==== RECORDS SHOWN
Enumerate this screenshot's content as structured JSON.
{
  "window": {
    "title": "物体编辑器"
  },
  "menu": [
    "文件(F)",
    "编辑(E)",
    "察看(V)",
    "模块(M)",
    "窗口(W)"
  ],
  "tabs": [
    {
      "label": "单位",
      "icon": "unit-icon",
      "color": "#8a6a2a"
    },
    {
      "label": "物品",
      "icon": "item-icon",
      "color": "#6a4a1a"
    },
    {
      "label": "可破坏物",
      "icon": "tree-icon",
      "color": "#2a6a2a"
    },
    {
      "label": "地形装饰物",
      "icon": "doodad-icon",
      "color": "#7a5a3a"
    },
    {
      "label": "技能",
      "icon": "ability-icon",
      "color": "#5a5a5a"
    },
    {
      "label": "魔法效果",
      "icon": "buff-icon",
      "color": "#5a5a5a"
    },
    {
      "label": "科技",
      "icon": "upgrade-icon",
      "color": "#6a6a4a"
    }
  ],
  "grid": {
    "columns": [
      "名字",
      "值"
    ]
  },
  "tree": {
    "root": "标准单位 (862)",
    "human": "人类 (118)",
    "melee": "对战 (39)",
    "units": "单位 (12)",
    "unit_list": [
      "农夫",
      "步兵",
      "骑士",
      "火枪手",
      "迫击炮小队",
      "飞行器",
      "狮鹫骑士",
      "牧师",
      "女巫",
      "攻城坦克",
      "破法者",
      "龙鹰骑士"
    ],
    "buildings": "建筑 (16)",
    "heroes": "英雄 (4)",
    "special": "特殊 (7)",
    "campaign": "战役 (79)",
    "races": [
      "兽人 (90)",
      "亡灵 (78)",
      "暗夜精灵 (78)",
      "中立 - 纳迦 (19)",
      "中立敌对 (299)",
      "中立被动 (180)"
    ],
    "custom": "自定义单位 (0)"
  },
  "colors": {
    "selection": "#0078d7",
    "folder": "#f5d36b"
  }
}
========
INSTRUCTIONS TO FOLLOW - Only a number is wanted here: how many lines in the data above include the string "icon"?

WRITTEN ANSWER - 7